Repeat the data exactly. Pictures stay out.

▬▬▬

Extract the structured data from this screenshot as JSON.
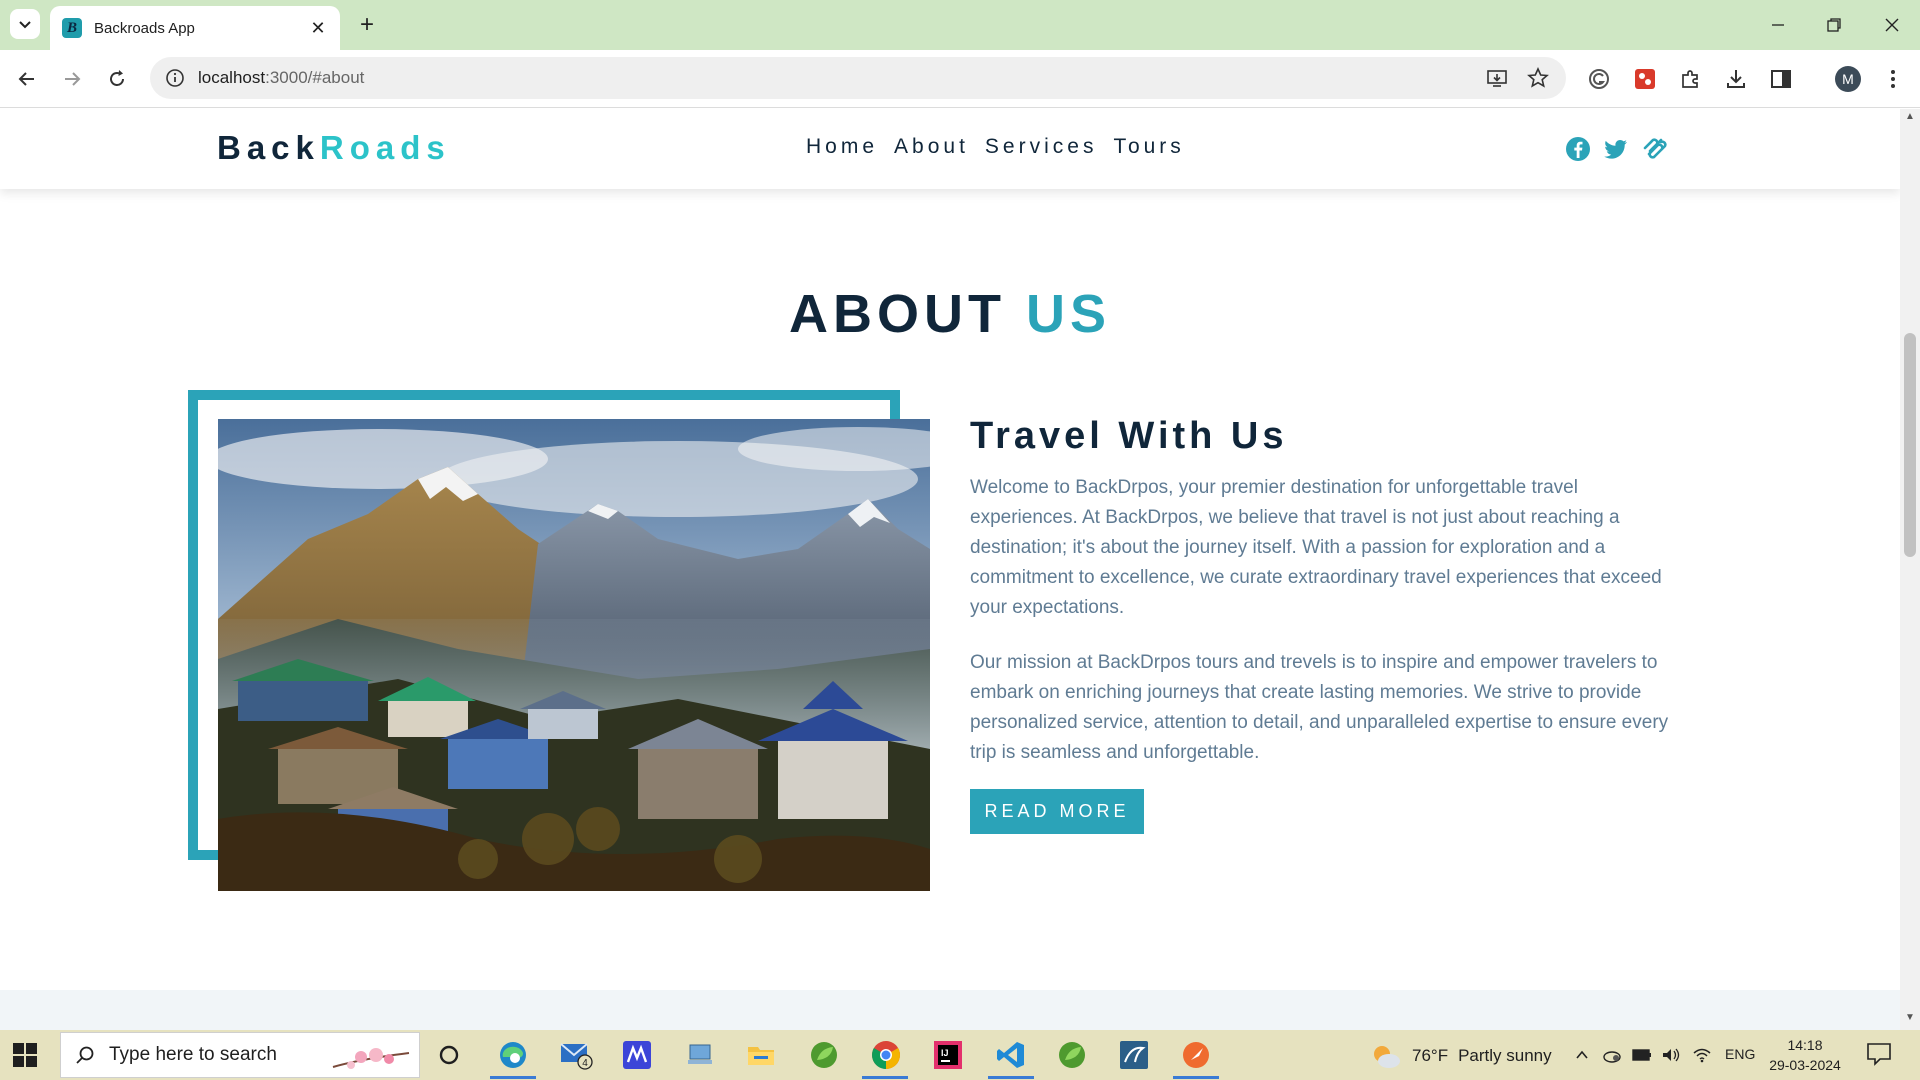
{
  "browser": {
    "tab_title": "Backroads App",
    "url_host": "localhost",
    "url_rest": ":3000/#about",
    "avatar_letter": "M"
  },
  "site": {
    "brand_part1": "Back",
    "brand_part2": "Roads",
    "nav": [
      "Home",
      "About",
      "Services",
      "Tours"
    ],
    "social_icons": [
      "facebook-icon",
      "twitter-icon",
      "squarespace-icon"
    ],
    "colors": {
      "primary": "#2ba3b8",
      "dark": "#10263a",
      "text": "#5f7b93",
      "brand_accent": "#2cc3c9"
    }
  },
  "about": {
    "title_part1": "ABOUT",
    "title_part2": "US",
    "heading": "Travel With Us",
    "paragraph1": "Welcome to BackDrpos, your premier destination for unforgettable travel experiences. At BackDrpos, we believe that travel is not just about reaching a destination; it's about the journey itself. With a passion for exploration and a commitment to excellence, we curate extraordinary travel experiences that exceed your expectations.",
    "paragraph2": "Our mission at BackDrpos tours and trevels is to inspire and empower travelers to embark on enriching journeys that create lasting memories. We strive to provide personalized service, attention to detail, and unparalleled expertise to ensure every trip is seamless and unforgettable.",
    "button_label": "READ MORE"
  },
  "taskbar": {
    "search_placeholder": "Type here to search",
    "mail_badge": "4",
    "weather_temp": "76°F",
    "weather_text": "Partly sunny",
    "language": "ENG",
    "time": "14:18",
    "date": "29-03-2024"
  }
}
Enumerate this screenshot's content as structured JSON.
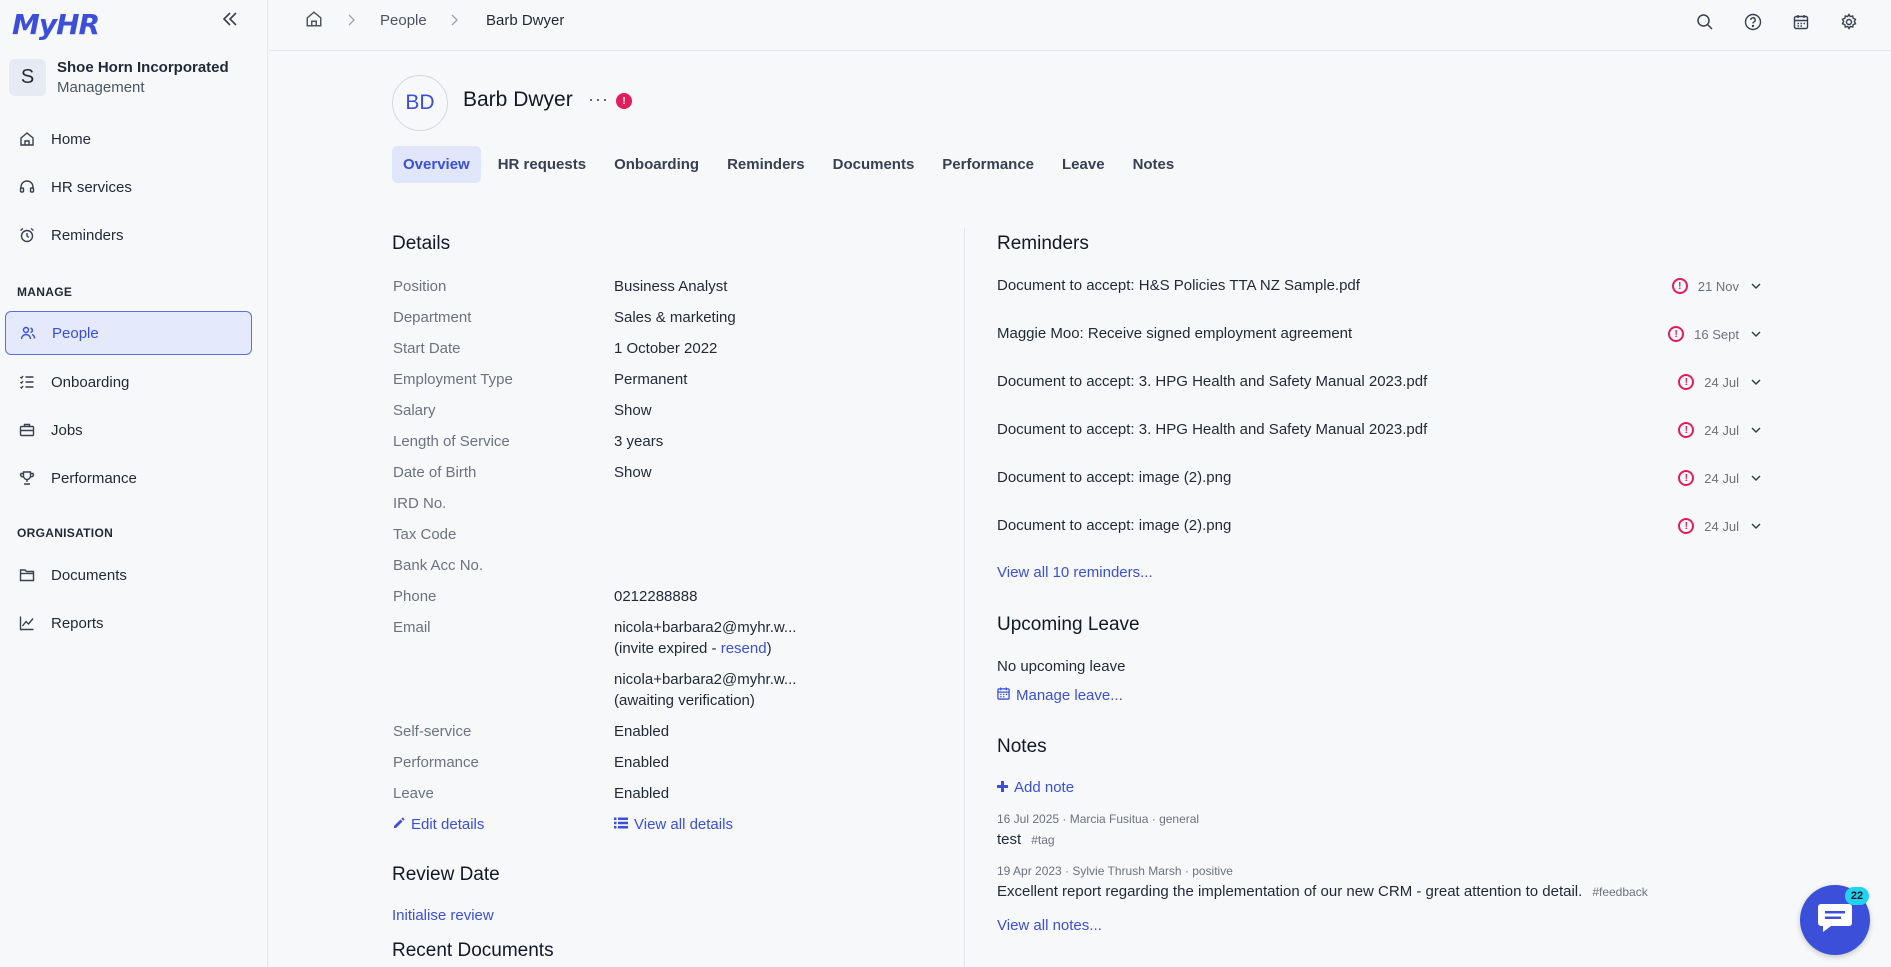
{
  "app": {
    "logo": "MyHR"
  },
  "org": {
    "initial": "S",
    "name": "Shoe Horn Incorporated",
    "role": "Management"
  },
  "nav": {
    "top": [
      {
        "label": "Home",
        "icon": "home-icon"
      },
      {
        "label": "HR services",
        "icon": "headset-icon"
      },
      {
        "label": "Reminders",
        "icon": "alarm-icon"
      }
    ],
    "manage_label": "MANAGE",
    "manage": [
      {
        "label": "People",
        "icon": "people-icon"
      },
      {
        "label": "Onboarding",
        "icon": "checklist-icon"
      },
      {
        "label": "Jobs",
        "icon": "briefcase-icon"
      },
      {
        "label": "Performance",
        "icon": "trophy-icon"
      }
    ],
    "org_label": "ORGANISATION",
    "organisation": [
      {
        "label": "Documents",
        "icon": "folder-icon"
      },
      {
        "label": "Reports",
        "icon": "chart-line-icon"
      }
    ]
  },
  "breadcrumb": {
    "people": "People",
    "current": "Barb Dwyer"
  },
  "person": {
    "initials": "BD",
    "name": "Barb Dwyer",
    "more": "···",
    "alert": "!"
  },
  "tabs": [
    "Overview",
    "HR requests",
    "Onboarding",
    "Reminders",
    "Documents",
    "Performance",
    "Leave",
    "Notes"
  ],
  "details": {
    "title": "Details",
    "rows": [
      {
        "k": "Position",
        "v": "Business Analyst"
      },
      {
        "k": "Department",
        "v": "Sales & marketing"
      },
      {
        "k": "Start Date",
        "v": "1 October 2022"
      },
      {
        "k": "Employment Type",
        "v": "Permanent"
      },
      {
        "k": "Salary",
        "v": "Show"
      },
      {
        "k": "Length of Service",
        "v": "3 years"
      },
      {
        "k": "Date of Birth",
        "v": "Show"
      },
      {
        "k": "IRD No.",
        "v": ""
      },
      {
        "k": "Tax Code",
        "v": ""
      },
      {
        "k": "Bank Acc No.",
        "v": ""
      },
      {
        "k": "Phone",
        "v": "0212288888"
      }
    ],
    "email_label": "Email",
    "email1": "nicola+barbara2@myhr.w...",
    "email1_status_pre": "(invite expired - ",
    "email1_resend": "resend",
    "email1_status_post": ")",
    "email2": "nicola+barbara2@myhr.w...",
    "email2_status": "(awaiting verification)",
    "rows2": [
      {
        "k": "Self-service",
        "v": "Enabled"
      },
      {
        "k": "Performance",
        "v": "Enabled"
      },
      {
        "k": "Leave",
        "v": "Enabled"
      }
    ],
    "edit": "Edit details",
    "view_all": "View all details"
  },
  "review": {
    "title": "Review Date",
    "action": "Initialise review"
  },
  "recent_docs": {
    "title": "Recent Documents"
  },
  "reminders": {
    "title": "Reminders",
    "items": [
      {
        "text": "Document to accept: H&S Policies TTA NZ Sample.pdf",
        "date": "21 Nov"
      },
      {
        "text": "Maggie Moo: Receive signed employment agreement",
        "date": "16 Sept"
      },
      {
        "text": "Document to accept: 3. HPG Health and Safety Manual 2023.pdf",
        "date": "24 Jul"
      },
      {
        "text": "Document to accept: 3. HPG Health and Safety Manual 2023.pdf",
        "date": "24 Jul"
      },
      {
        "text": "Document to accept: image (2).png",
        "date": "24 Jul"
      },
      {
        "text": "Document to accept: image (2).png",
        "date": "24 Jul"
      }
    ],
    "view_all": "View all 10 reminders..."
  },
  "leave": {
    "title": "Upcoming Leave",
    "empty": "No upcoming leave",
    "manage": "Manage leave..."
  },
  "notes": {
    "title": "Notes",
    "add": "Add note",
    "items": [
      {
        "meta": "16 Jul 2025 · Marcia Fusitua · general",
        "text": "test",
        "tag": "#tag"
      },
      {
        "meta": "19 Apr 2023 · Sylvie Thrush Marsh · positive",
        "text": "Excellent report regarding the implementation of our new CRM - great attention to detail.",
        "tag": "#feedback"
      }
    ],
    "view_all": "View all notes..."
  },
  "chat": {
    "badge": "22"
  },
  "colors": {
    "accent": "#3b4fd8",
    "alert": "#e11d5c",
    "active_bg": "#e4e9fb"
  }
}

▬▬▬

Response to the exercise:
Extract the structured data from this screenshot as JSON.
{
  "browser": {
    "tab_title": "Backroads App",
    "url_host": "localhost",
    "url_rest": ":3000/#about",
    "avatar_letter": "M"
  },
  "site": {
    "brand_part1": "Back",
    "brand_part2": "Roads",
    "nav": [
      "Home",
      "About",
      "Services",
      "Tours"
    ],
    "social_icons": [
      "facebook-icon",
      "twitter-icon",
      "squarespace-icon"
    ],
    "colors": {
      "primary": "#2ba3b8",
      "dark": "#10263a",
      "text": "#5f7b93",
      "brand_accent": "#2cc3c9"
    }
  },
  "about": {
    "title_part1": "ABOUT",
    "title_part2": "US",
    "heading": "Travel With Us",
    "paragraph1": "Welcome to BackDrpos, your premier destination for unforgettable travel experiences. At BackDrpos, we believe that travel is not just about reaching a destination; it's about the journey itself. With a passion for exploration and a commitment to excellence, we curate extraordinary travel experiences that exceed your expectations.",
    "paragraph2": "Our mission at BackDrpos tours and trevels is to inspire and empower travelers to embark on enriching journeys that create lasting memories. We strive to provide personalized service, attention to detail, and unparalleled expertise to ensure every trip is seamless and unforgettable.",
    "button_label": "READ MORE"
  },
  "taskbar": {
    "search_placeholder": "Type here to search",
    "mail_badge": "4",
    "weather_temp": "76°F",
    "weather_text": "Partly sunny",
    "language": "ENG",
    "time": "14:18",
    "date": "29-03-2024"
  }
}
Enumerate this screenshot's content as structured JSON.
{
  "app": {
    "logo": "MyHR"
  },
  "org": {
    "initial": "S",
    "name": "Shoe Horn Incorporated",
    "role": "Management"
  },
  "nav": {
    "top": [
      {
        "label": "Home",
        "icon": "home-icon"
      },
      {
        "label": "HR services",
        "icon": "headset-icon"
      },
      {
        "label": "Reminders",
        "icon": "alarm-icon"
      }
    ],
    "manage_label": "MANAGE",
    "manage": [
      {
        "label": "People",
        "icon": "people-icon"
      },
      {
        "label": "Onboarding",
        "icon": "checklist-icon"
      },
      {
        "label": "Jobs",
        "icon": "briefcase-icon"
      },
      {
        "label": "Performance",
        "icon": "trophy-icon"
      }
    ],
    "org_label": "ORGANISATION",
    "organisation": [
      {
        "label": "Documents",
        "icon": "folder-icon"
      },
      {
        "label": "Reports",
        "icon": "chart-line-icon"
      }
    ]
  },
  "breadcrumb": {
    "people": "People",
    "current": "Barb Dwyer"
  },
  "person": {
    "initials": "BD",
    "name": "Barb Dwyer",
    "more": "···",
    "alert": "!"
  },
  "tabs": [
    "Overview",
    "HR requests",
    "Onboarding",
    "Reminders",
    "Documents",
    "Performance",
    "Leave",
    "Notes"
  ],
  "details": {
    "title": "Details",
    "rows": [
      {
        "k": "Position",
        "v": "Business Analyst"
      },
      {
        "k": "Department",
        "v": "Sales & marketing"
      },
      {
        "k": "Start Date",
        "v": "1 October 2022"
      },
      {
        "k": "Employment Type",
        "v": "Permanent"
      },
      {
        "k": "Salary",
        "v": "Show"
      },
      {
        "k": "Length of Service",
        "v": "3 years"
      },
      {
        "k": "Date of Birth",
        "v": "Show"
      },
      {
        "k": "IRD No.",
        "v": ""
      },
      {
        "k": "Tax Code",
        "v": ""
      },
      {
        "k": "Bank Acc No.",
        "v": ""
      },
      {
        "k": "Phone",
        "v": "0212288888"
      }
    ],
    "email_label": "Email",
    "email1": "nicola+barbara2@myhr.w...",
    "email1_status_pre": "(invite expired - ",
    "email1_resend": "resend",
    "email1_status_post": ")",
    "email2": "nicola+barbara2@myhr.w...",
    "email2_status": "(awaiting verification)",
    "rows2": [
      {
        "k": "Self-service",
        "v": "Enabled"
      },
      {
        "k": "Performance",
        "v": "Enabled"
      },
      {
        "k": "Leave",
        "v": "Enabled"
      }
    ],
    "edit": "Edit details",
    "view_all": "View all details"
  },
  "review": {
    "title": "Review Date",
    "action": "Initialise review"
  },
  "recent_docs": {
    "title": "Recent Documents"
  },
  "reminders": {
    "title": "Reminders",
    "items": [
      {
        "text": "Document to accept: H&S Policies TTA NZ Sample.pdf",
        "date": "21 Nov"
      },
      {
        "text": "Maggie Moo: Receive signed employment agreement",
        "date": "16 Sept"
      },
      {
        "text": "Document to accept: 3. HPG Health and Safety Manual 2023.pdf",
        "date": "24 Jul"
      },
      {
        "text": "Document to accept: 3. HPG Health and Safety Manual 2023.pdf",
        "date": "24 Jul"
      },
      {
        "text": "Document to accept: image (2).png",
        "date": "24 Jul"
      },
      {
        "text": "Document to accept: image (2).png",
        "date": "24 Jul"
      }
    ],
    "view_all": "View all 10 reminders..."
  },
  "leave": {
    "title": "Upcoming Leave",
    "empty": "No upcoming leave",
    "manage": "Manage leave..."
  },
  "notes": {
    "title": "Notes",
    "add": "Add note",
    "items": [
      {
        "meta": "16 Jul 2025 · Marcia Fusitua · general",
        "text": "test",
        "tag": "#tag"
      },
      {
        "meta": "19 Apr 2023 · Sylvie Thrush Marsh · positive",
        "text": "Excellent report regarding the implementation of our new CRM - great attention to detail.",
        "tag": "#feedback"
      }
    ],
    "view_all": "View all notes..."
  },
  "chat": {
    "badge": "22"
  },
  "colors": {
    "accent": "#3b4fd8",
    "alert": "#e11d5c",
    "active_bg": "#e4e9fb"
  }
}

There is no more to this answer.